Collected data entries

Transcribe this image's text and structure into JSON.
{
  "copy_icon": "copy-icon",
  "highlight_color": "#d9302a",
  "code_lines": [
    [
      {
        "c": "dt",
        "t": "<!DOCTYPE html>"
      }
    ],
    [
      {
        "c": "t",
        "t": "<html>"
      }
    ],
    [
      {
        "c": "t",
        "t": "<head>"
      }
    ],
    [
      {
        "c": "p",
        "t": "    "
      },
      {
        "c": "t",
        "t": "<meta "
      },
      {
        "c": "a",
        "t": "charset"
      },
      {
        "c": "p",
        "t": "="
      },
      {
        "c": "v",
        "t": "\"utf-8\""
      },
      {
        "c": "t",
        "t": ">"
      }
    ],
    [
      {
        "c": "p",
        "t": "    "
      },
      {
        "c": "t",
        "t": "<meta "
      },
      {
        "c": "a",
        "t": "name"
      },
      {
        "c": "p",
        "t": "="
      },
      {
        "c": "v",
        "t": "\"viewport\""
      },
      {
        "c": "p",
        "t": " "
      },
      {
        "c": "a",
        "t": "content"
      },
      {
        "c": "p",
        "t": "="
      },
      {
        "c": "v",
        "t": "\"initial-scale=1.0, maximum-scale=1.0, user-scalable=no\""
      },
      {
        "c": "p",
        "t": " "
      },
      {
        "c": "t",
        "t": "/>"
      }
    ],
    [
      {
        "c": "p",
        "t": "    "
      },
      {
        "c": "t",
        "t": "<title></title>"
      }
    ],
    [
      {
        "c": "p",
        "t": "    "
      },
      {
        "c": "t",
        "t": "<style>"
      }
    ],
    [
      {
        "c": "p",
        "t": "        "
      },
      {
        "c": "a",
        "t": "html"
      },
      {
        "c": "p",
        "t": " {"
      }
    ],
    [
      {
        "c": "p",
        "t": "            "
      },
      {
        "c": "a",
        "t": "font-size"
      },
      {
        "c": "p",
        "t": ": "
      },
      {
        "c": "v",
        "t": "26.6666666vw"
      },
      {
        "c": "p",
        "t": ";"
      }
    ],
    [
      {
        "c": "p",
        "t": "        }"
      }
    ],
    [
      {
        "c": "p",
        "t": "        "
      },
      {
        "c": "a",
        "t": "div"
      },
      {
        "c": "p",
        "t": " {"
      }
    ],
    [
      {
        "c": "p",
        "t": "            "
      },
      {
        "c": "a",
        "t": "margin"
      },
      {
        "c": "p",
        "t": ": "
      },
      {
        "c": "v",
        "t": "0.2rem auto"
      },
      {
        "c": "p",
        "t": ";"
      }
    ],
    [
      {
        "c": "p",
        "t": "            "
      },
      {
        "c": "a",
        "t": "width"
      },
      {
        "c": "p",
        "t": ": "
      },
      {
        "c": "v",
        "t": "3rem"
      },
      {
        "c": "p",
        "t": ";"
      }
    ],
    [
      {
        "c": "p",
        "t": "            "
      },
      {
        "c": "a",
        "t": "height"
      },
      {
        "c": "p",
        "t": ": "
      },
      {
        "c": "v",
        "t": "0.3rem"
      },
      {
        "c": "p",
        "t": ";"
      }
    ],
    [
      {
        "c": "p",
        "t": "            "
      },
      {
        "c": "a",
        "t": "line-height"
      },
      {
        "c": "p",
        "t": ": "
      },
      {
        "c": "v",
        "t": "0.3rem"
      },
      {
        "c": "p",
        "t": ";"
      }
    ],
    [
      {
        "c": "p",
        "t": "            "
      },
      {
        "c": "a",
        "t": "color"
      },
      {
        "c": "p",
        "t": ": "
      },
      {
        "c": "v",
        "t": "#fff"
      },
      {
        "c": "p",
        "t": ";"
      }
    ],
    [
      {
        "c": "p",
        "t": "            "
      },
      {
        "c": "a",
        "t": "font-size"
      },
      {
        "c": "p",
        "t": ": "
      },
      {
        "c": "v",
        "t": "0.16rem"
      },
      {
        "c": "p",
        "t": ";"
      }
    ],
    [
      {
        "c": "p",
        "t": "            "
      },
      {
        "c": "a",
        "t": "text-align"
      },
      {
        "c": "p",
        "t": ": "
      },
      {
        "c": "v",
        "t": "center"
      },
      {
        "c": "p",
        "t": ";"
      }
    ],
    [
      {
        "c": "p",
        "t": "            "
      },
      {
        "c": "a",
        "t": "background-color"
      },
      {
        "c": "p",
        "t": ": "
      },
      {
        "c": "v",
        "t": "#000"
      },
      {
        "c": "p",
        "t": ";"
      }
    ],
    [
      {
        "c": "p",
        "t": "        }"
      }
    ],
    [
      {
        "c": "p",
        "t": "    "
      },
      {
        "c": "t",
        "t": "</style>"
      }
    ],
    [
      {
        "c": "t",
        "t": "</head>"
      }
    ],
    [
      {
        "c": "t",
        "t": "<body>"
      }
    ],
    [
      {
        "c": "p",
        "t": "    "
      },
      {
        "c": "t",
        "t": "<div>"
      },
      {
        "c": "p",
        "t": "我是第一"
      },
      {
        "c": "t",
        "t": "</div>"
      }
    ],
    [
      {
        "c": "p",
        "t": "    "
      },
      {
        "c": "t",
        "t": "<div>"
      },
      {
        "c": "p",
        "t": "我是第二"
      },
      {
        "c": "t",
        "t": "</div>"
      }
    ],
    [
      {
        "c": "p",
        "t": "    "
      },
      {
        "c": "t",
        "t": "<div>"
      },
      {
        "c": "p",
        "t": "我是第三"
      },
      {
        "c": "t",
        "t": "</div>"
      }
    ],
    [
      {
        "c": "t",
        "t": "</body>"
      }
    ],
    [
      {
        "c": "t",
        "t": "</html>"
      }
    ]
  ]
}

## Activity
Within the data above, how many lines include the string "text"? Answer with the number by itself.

## Task output
2